**EXERCISE**
Comb through the entries for "edge" and pull out each line that holds it.

------------------------

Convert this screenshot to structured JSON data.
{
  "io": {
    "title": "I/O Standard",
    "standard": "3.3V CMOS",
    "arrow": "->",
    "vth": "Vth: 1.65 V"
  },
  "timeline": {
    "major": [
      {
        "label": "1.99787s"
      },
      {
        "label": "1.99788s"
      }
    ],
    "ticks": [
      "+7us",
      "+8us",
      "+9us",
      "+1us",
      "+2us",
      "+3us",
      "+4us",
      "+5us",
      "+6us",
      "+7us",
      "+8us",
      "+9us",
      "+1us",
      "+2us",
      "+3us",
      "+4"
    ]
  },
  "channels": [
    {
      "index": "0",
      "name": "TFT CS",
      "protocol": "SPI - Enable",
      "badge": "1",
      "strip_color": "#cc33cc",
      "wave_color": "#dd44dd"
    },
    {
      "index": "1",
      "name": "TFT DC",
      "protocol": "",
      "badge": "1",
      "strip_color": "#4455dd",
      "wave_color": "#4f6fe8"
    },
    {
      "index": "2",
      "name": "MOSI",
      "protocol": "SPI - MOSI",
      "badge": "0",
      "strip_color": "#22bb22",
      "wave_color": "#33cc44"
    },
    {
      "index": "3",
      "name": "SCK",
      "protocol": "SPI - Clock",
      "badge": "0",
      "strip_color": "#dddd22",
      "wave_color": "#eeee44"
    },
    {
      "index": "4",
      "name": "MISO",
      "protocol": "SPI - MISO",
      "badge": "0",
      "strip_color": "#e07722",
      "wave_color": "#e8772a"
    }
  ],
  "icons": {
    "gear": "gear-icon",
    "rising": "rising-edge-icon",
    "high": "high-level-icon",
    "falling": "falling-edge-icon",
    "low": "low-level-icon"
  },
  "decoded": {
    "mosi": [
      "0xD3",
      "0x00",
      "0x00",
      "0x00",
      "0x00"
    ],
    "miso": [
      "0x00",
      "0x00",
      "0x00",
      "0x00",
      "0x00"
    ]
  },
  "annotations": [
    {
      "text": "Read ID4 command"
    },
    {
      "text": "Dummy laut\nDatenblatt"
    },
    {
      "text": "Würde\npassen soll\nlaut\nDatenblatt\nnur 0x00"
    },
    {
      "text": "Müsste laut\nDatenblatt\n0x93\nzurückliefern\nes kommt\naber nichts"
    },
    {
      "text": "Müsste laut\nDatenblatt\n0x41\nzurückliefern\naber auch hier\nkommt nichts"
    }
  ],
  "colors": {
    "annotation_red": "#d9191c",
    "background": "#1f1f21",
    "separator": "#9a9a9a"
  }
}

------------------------

**OUTPUT**
    "rising": "rising-edge-icon",
    "falling": "falling-edge-icon",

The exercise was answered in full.